While homelessness across the Metropolitan Washington region has decreased overall, DC reported an astonishing 12.9% increase in homeless individuals and a 25.2% increase in homeless families over the last year alone (Point-in-Time Report 2014). The homelessness crisis is especially surprising in contrast with the recent housing boom. DC’s housing market has been unusually robust, stabilizing during the recession while others crashed and then sky-rocketing afterward. But there is a dark side to the housing boom: as luxury developments and housing costs increase, access to affordable housing decreases.
Today, Transitional Housing Corporation broke ground on The Harry and Jeanette Weinberg Commons (Weinberg Commons), a development that aims to ensure 36 formerly homeless and low-income families are no longer
part of this troubling statistic. 12 of the apartments will be reserved for families in need of Permanent Supportive Housing, and 24 apartments will be affordable housing units for families making between 30-60% of the area median income. Located in Southeast DC, it is also the District of Columbia’s first multi-family passive house project and will open Summer 2015. This innovative endeavor will not only be the first of its kind in the district, it will model the successful integration of sustainability in affordable housing projects to come.
Weinberg Commons is a redevelopment guided by the principles of Passive House design. Passive House design refers to a net-zero building that is extremely insulated, heated by passive solar gains, and requires ultra-low energy for space heating or cooling. The benefits are multi-pronged. Not only does this reduce the carbon expenditure during construction and the true environmental costs over a lifetime, it drastically undercuts utility bills as well. This makes such a structure especially valuable to the homeless and low-income families we serve.
Mayor Vincent Gray of Washington, DC attended the groundbreaking to support this innovative, environmental, and greatly-needed housing. The Mayor has articulated a commitment to affordable housing through his Bridges to Opportunity housing strategy which streamlines development processes for these structures. Additionally, Weinberg Commons is a deep energy retro-fit in line with both Mayor Gray’s Sustainable DC plan for renovations and the stringent certification requirements from Passive Housing Institute US. is extremely insulated, heated by passive solar gains, and requires ultra-low energy for space heating or cooling. The benefits are multi-pronged. Not only does this reduce the carbon expenditure during construction and the true environmental costs over a lifetime, it drastically undercuts utility bills as well. This makes such a structure especially valuable to the homeless and low-income families we serve.
Mayor Gray expressed excitement for what the Weinberg Commons will accomplish in Southeast DC and might inspire elsewhere.

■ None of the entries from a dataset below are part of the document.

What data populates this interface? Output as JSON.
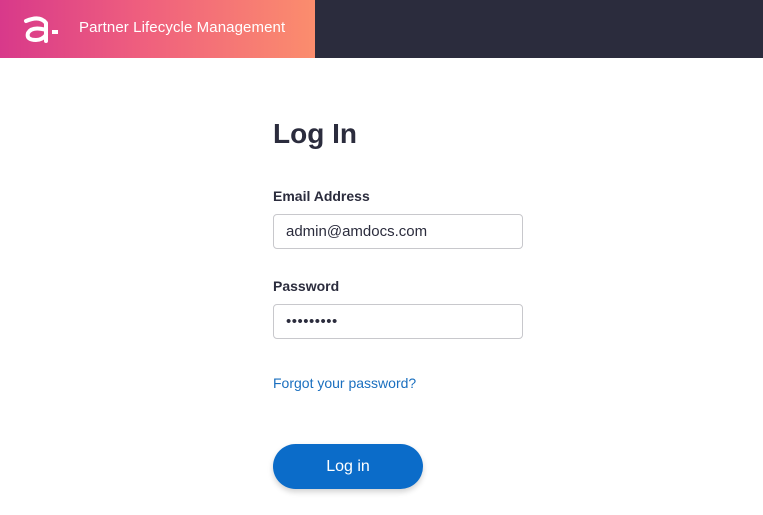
{
  "header": {
    "brand_title": "Partner Lifecycle Management",
    "logo_icon": "amdocs-logo-icon",
    "gradient_start": "#d8398a",
    "gradient_end": "#fb8d6d",
    "bar_color": "#2b2c3d"
  },
  "login": {
    "title": "Log In",
    "email_label": "Email Address",
    "email_value": "admin@amdocs.com",
    "password_label": "Password",
    "password_value": "•••••••••",
    "forgot_link": "Forgot your password?",
    "submit_label": "Log in",
    "accent_color": "#0b6cc9"
  }
}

There is a growing demand for sustainable development in affordable housing. While up-front costs may be larger, over-time sustainable housing is less costly for residents and the environment. DC is currently facing a homelessness crisis while also experiencing the momentum of sustainability initiatives. Weinberg Commons is an example of the success of merging these two public arenas in a path-breaking partnership. The preserving message of Weinberg commons is egalitarian and environmentally-conscious. As THC’s Executive Director Polly Donaldson reaffirmed, “It says that regardless of income level, sustainable housing can be available for all.”
Post by Christine Janumala